Exercise goal: All lines in the material with the string "自动生成" should be listed.

Material provided:
**********

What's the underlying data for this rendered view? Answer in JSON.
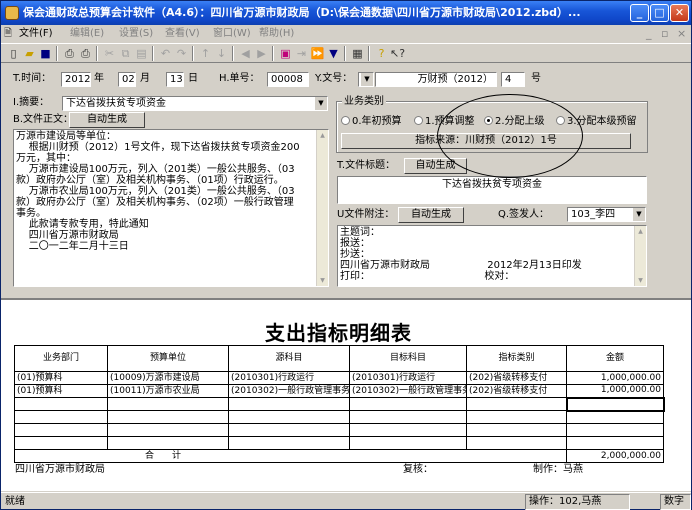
{
  "window": {
    "title": "保会通财政总预算会计软件（A4.6）：四川省万源市财政局（D:\\保会通数据\\四川省万源市财政局\\2012.zbd）..."
  },
  "menu": [
    {
      "label": "文件(F)"
    },
    {
      "label": "编辑(E)"
    },
    {
      "label": "设置(S)"
    },
    {
      "label": "查看(V)"
    },
    {
      "label": "窗口(W)"
    },
    {
      "label": "帮助(H)"
    }
  ],
  "form": {
    "time_label": "T.时间：",
    "year": "2012",
    "year_unit": "年",
    "month": "02",
    "month_unit": "月",
    "day": "13",
    "day_unit": "日",
    "bill_no_label": "H.单号：",
    "bill_no": "00008",
    "doc_no_label": "Y.文号：",
    "doc_no_text": "万财预（2012）",
    "doc_no_num": "4",
    "doc_no_unit": "号",
    "abstract_label": "I.摘要：",
    "abstract_value": "下达省拨扶贫专项资金",
    "file_body_label": "B.文件正文：",
    "auto_gen_1": "自动生成",
    "file_body_text": "万源市建设局等单位：\n    根据川财预（2012）1号文件，现下达省拨扶贫专项资金200\n万元，其中：\n    万源市建设局100万元，列入（201类）一般公共服务、（03\n款）政府办公厅（室）及相关机构事务、（01项）行政运行。\n    万源市农业局100万元，列入（201类）一般公共服务、（03\n款）政府办公厅（室）及相关机构事务、（02项）一般行政管理\n事务。\n    此款请专款专用，特此通知\n    四川省万源市财政局\n    二〇一二年二月十三日",
    "biz_type_group": "业务类别",
    "radios": [
      {
        "label": "0.年初预算",
        "checked": false
      },
      {
        "label": "1.预算调整",
        "checked": false
      },
      {
        "label": "2.分配上级",
        "checked": true
      },
      {
        "label": "3.分配本级预留",
        "checked": false
      }
    ],
    "indicator_source": "指标来源：川财预（2012）1号",
    "file_title_label": "T.文件标题：",
    "auto_gen_2": "自动生成",
    "file_title_value": "下达省拨扶贫专项资金",
    "file_attach_label": "U文件附注：",
    "auto_gen_3": "自动生成",
    "signer_label": "Q.签发人：",
    "signer_value": "103_李四",
    "attach_text": "主题词：\n报送：\n抄送：\n四川省万源市财政局                  2012年2月13日印发\n打印：                                    校对："
  },
  "report": {
    "title": "支出指标明细表",
    "columns": [
      "业务部门",
      "预算单位",
      "源科目",
      "目标科目",
      "指标类别",
      "金额"
    ],
    "rows": [
      [
        "(01)预算科",
        "(10009)万源市建设局",
        "(2010301)行政运行",
        "(2010301)行政运行",
        "(202)省级转移支付",
        "1,000,000.00"
      ],
      [
        "(01)预算科",
        "(10011)万源市农业局",
        "(2010302)一般行政管理事务",
        "(2010302)一般行政管理事务",
        "(202)省级转移支付",
        "1,000,000.00"
      ],
      [
        "",
        "",
        "",
        "",
        "",
        ""
      ],
      [
        "",
        "",
        "",
        "",
        "",
        ""
      ],
      [
        "",
        "",
        "",
        "",
        "",
        ""
      ],
      [
        "",
        "",
        "",
        "",
        "",
        ""
      ]
    ],
    "total_label": "合　　计",
    "total_value": "2,000,000.00",
    "footer_org": "四川省万源市财政局",
    "footer_review": "复核：",
    "footer_maker": "制作：马燕"
  },
  "status": {
    "ready": "就绪",
    "operator": "操作：102,马燕",
    "mode": "数字"
  }
}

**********

Finished task:
    "auto_gen_1": "自动生成",
    "auto_gen_2": "自动生成",
    "auto_gen_3": "自动生成",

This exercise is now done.